On the occasions where we decide that Wikipedia has a page that's so good that we can't not include it, we put that link at the bottom of the list, so that readers are more likely to visit the other sites first.


If you put the text "Category:My Category" inside double square brackets, MediaWiki will add that category to the bottom of the page. If the category doesn't exist yet, the link will be red.

If you instead want to link to a category, you can override the default behaviour by adding a colon to the front (inside the square brackets), giving the link Category:MyCategory. However, we've put lots of extra "redirect" pages onto the wiki so that popular categories can normally be linked to simply just the bare category name (like "Dinky").


MediaWiki is customisable with Templates. These are special pages that are designed to be embedded in other pages, and they are useful for boilerplate text that get reused a lot, and for page names and category names that are linked to on many pages, but which might need changing or renaming at some point. You call a template by putting its name inside pairs of squiggly brackets {{}}.

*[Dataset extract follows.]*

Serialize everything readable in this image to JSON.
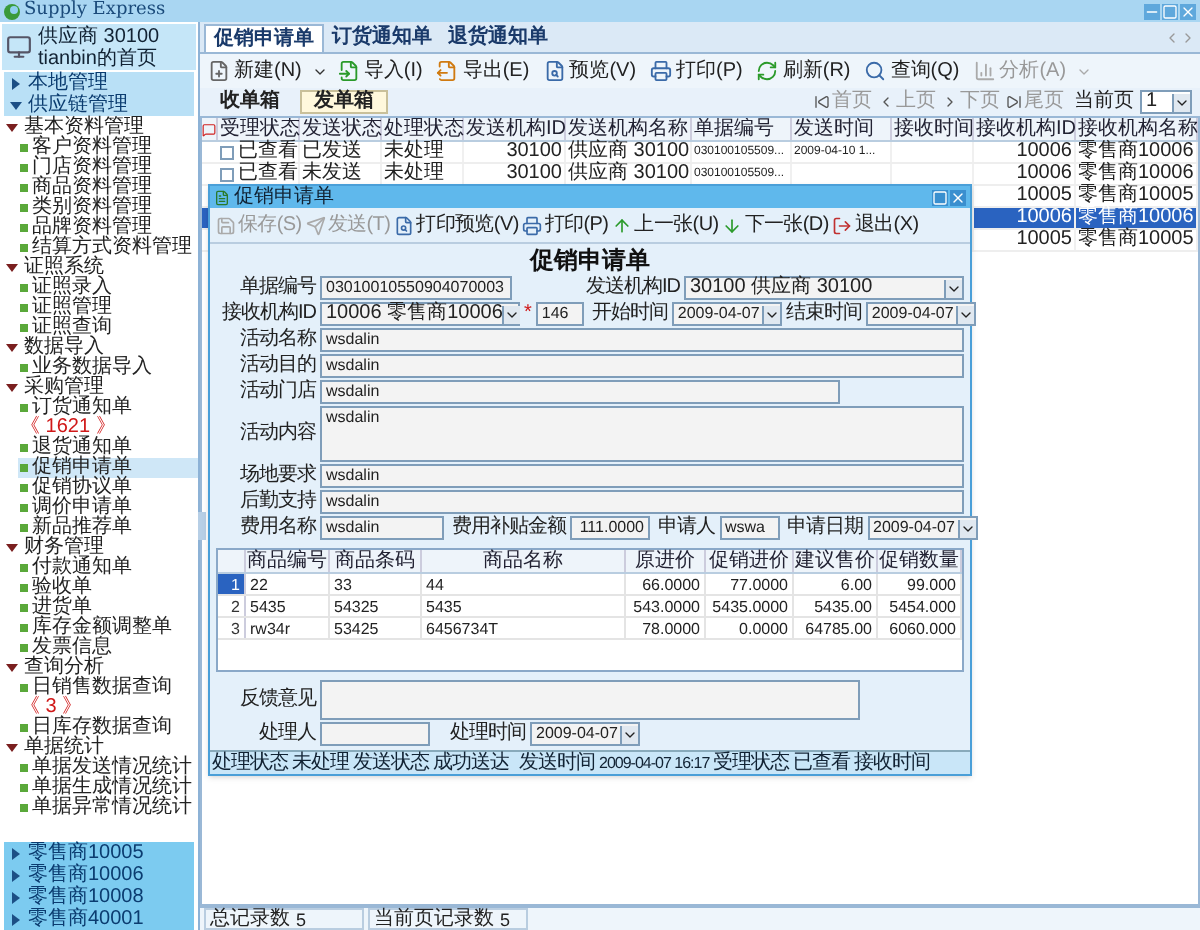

For example, we have a template called "Dinky", which when called, will automatically add a list of categories to the end of a page, including the "Dinky" category. If we subsequently decide to rename the "Dinky" category to "Dinky Toys", all we have to do is edit this one template page, and all those hundreds of entries will automatically be updated to the new name. Before you copy the style of a page to create a new page it's worth checking how much of that style is generated by templates rather than by hand-typed text.

We use templates a lot to create our standard information boxes, such as the "Exhibits" box, and the "Display Area" box. With the help of a few items of information, such as cabinet number and shelf number, these templates automatically generate a standard set of links and categories and maps and crosslinks on any page that includes them.

See also:


  • Firstname Lastname, Book Title (Publisher Name, Year) ISBN 0123456789 - optional extra info

Use ten-digit ISBN numbers, without spaces or hashes, and double-check the number by typing it into Google - sometimes even publishers get the numbers wrong

External links

Linking format